For nearly a century, the Dlouha street venue has been a part of Prague’s nightlife
Like the Czech Republic itself, Prague’s Roxy nightclub has led many lives since its opening in 1927. A renowned sense of freedom has given life into venues like this since the fall of the Communist regime in 1989. Since then, this nightclub, art hall, and concert venue has become the embodiment of Prague’s wild 90’s night scene that continues to thrive today.
Originally opened as a cinema that was notable amongst Prague’s elite back in 1927, the venue fell quiet as nightlife during World War II was scarce. Not helped by being in a then primarily Jewish-neighborhood, the building was essentially abandoned after the war, until it found use as a film school during the tenure of the Czechoslovak Socialist Republic. Over the years, the building fell into disrepair, and in 1989 after the fall of the Communist regime, it was set for demolishment due to structural damage. However, thanks a grant from the Linhart Foundation (which supports the arts), the building was saved and turned into an unground concert venue.
Roxy would face a series of continued issues, with the flood of 2002 temporarily shuttering the club down and noise complaints from neighboring buildings as well as the mayor of Prague. But, since 1927 the loyalty and hope had kept Roxy alive, with its roots dug deep and having bear witness to some of the worst atrocities the Czech Republic has endured.
In addition to being one of the hottest clubs in Prague, Roxy ventured into the arts, with their experimental space for exhibitions as well as Café Nod, both venues promoting local and international art. Every six months the venue hosts its very own Roxy Visuals; a showcase of visually demanding pieces from artists in and around the Czech Republic. Combining this with the nightclub atmosphere makes for one of the most unique experiences you can immerse yourself in with friends. Versatile to say the least, as these shows highlight the skill and craft of highly talented artists. Previous shows have included one of the original artists to emerge from the Czech contemporary art scene: Pasta Oner.
Roxy isn’t just any other club serving fancy drinks and playing music everyone can sing along to; it’s more than that. Its dynamic art gallery is the first of many layers that separate Roxy from the rest. The consistent and adamant level of loyalty as well as the exclusivity that comes with their art exhibitions and rooftop parties makes Roxy exceptional. People have been coming here for years, not just for the night life, but also for the historical significance attached to the building and name.
“You can feel the history and vibe from all those years behind. That’s why we try to keep the venue as it is, of course respectively to current highest technical and visual standards,” says Daniel Bacho, PR and communications manager of Roxy.
The feeling of exclusivity make everyone feel like VIP guests attending the coolest rooftop party in Prague. Thanks to the Linhart Foundation that saved the building from demolition in 1992, Roxy has made every event feel like its last.

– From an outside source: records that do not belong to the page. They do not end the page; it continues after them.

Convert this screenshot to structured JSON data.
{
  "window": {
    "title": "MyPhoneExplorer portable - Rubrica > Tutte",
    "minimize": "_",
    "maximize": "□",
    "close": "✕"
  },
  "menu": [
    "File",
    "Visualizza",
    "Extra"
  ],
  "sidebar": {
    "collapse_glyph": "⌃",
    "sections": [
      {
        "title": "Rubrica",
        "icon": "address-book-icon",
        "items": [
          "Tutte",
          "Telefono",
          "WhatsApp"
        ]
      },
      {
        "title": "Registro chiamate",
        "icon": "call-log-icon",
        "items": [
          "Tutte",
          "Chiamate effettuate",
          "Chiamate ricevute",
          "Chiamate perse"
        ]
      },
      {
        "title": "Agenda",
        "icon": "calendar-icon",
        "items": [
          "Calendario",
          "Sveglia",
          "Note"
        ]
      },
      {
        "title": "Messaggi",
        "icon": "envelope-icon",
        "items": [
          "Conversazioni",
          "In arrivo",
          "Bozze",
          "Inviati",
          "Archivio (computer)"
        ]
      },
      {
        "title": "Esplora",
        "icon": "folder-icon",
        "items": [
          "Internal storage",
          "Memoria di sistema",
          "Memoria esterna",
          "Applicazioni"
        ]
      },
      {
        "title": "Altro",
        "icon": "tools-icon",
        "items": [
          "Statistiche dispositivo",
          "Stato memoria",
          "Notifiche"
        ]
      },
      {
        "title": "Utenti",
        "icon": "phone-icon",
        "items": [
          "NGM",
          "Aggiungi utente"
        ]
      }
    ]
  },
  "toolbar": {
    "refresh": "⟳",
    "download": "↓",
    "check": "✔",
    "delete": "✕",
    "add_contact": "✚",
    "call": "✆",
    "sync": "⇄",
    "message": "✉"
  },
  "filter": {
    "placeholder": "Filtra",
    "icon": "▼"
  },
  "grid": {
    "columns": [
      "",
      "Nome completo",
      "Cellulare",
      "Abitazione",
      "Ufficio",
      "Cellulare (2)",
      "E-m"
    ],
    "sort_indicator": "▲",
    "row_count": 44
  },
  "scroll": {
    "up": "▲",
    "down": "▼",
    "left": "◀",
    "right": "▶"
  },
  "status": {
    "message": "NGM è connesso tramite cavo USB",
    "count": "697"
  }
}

Loyalty isn’t just limited to repeating club goers and shuffle of art curators, it’s essentially part of their mission statement that the staff promote every day. Their defiance to adhere to mainstream pop culture demands allows them to invest in new and upcoming artists and genres. Sure, it’s a gamble but it’s met with a positive response from concert goers looking for new musical exposure. A rebellious attitude like this isn’t uncommon in Prague, as clubs like Roxy would have faced suppression during the communist regime. Think of it as the John Lennon Wall of nightlife. Roxy has continued to embody this contemporary attitude with every piece of art and band they showcase.
The unique use of space combined with a welcoming atmosphere makes Roxy one of the most well respected and visited clubs in Prague. Its history and following has created an identity that has become synonymous with icons like the Charles Bridge and Vyšehrad. Look beyond the carefully decorated walls and the giant bone dangling from the ceiling (Yes, you read that correctly) for the authenticity imbued into the walls, nearly 100 years in the making. What awaits you in the galleries that dominate the upper and lower sectors of this venue will leave you starstruck.
“The most important thing is the positive emotion people leave the club with. You have to feel welcomed and wanted and that’s what we try to achieve. Of course, we want to entertain people and bring cutting edge performances, but what stays in people’s minds and emotions. That’s what we focus on.”